Throughout the records below, find each line holding "Start" and copy it.

*** Input for this task ***

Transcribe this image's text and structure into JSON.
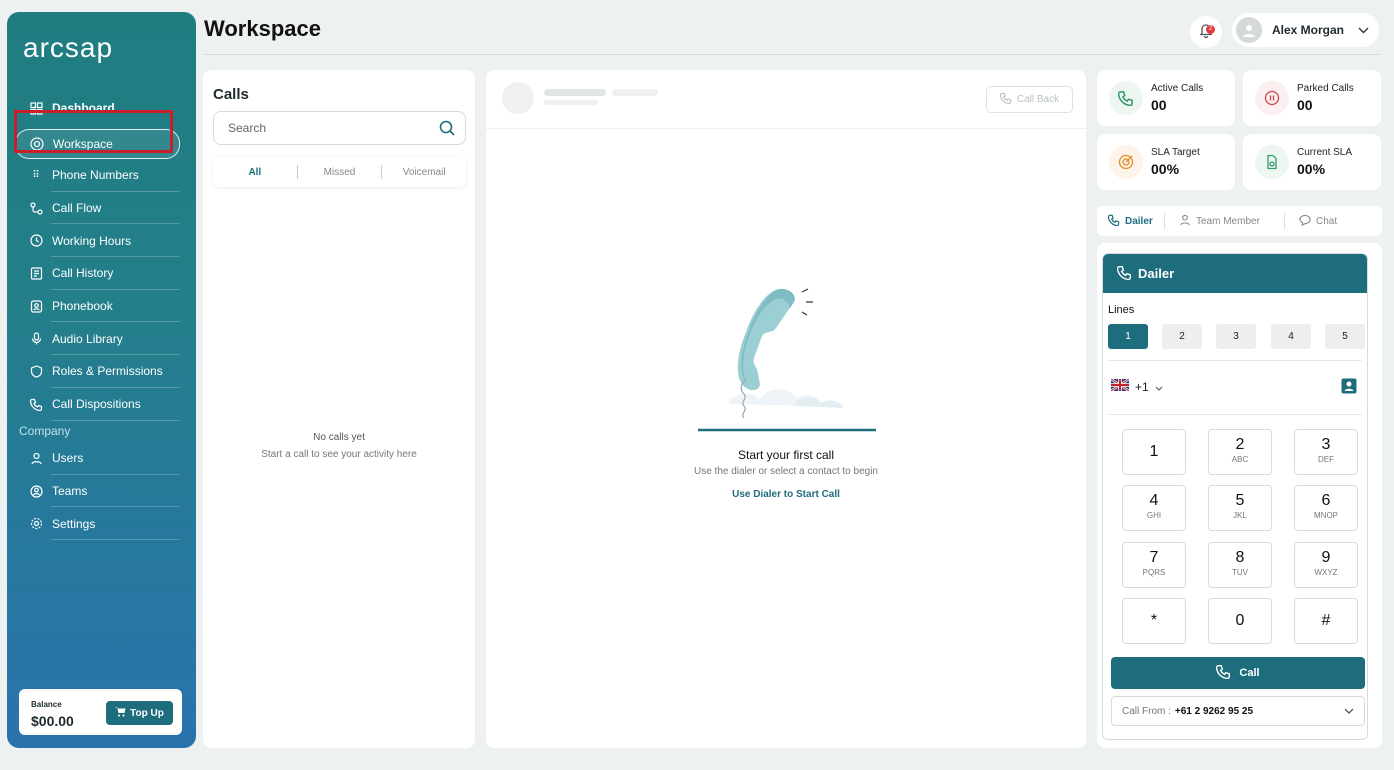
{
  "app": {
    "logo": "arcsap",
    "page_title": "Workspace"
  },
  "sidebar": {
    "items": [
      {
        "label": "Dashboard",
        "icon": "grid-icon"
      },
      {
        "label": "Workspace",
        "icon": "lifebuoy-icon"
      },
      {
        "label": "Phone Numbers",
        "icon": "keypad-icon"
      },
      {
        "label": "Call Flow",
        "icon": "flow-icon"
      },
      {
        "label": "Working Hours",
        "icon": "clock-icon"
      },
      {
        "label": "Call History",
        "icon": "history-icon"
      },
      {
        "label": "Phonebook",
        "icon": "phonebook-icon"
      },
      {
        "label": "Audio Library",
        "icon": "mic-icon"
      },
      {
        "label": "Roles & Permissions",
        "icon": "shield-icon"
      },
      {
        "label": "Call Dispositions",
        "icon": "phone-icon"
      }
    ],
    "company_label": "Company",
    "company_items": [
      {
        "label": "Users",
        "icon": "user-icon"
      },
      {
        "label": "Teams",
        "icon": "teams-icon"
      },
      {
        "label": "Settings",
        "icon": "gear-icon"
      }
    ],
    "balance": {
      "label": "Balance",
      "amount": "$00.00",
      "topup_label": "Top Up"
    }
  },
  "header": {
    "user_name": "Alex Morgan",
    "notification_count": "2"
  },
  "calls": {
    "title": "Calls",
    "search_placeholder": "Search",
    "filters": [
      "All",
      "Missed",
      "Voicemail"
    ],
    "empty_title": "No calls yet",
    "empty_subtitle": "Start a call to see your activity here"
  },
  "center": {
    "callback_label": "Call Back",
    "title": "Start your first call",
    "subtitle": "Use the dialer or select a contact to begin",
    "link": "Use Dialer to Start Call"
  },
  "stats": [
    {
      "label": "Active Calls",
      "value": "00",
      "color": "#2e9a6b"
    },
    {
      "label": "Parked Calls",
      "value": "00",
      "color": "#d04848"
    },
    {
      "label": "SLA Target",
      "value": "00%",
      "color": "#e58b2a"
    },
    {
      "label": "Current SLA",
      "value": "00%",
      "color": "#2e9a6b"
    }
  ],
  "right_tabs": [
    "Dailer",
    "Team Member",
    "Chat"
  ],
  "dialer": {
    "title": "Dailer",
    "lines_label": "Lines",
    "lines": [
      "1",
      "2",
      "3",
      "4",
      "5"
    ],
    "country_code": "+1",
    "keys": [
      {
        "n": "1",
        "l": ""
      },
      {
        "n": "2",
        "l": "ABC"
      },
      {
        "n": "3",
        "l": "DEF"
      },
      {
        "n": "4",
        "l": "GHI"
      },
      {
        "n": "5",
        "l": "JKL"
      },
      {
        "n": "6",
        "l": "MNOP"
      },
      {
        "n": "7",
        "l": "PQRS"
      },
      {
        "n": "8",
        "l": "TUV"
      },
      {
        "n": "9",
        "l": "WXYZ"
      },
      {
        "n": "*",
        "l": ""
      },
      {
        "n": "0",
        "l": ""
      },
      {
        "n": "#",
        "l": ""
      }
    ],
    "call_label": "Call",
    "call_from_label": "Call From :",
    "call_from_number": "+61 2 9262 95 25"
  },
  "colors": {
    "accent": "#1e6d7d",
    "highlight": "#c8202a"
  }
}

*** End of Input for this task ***

Task answer:
    "empty_subtitle": "Start a call to see your activity here"
    "title": "Start your first call",
    "link": "Use Dialer to Start Call"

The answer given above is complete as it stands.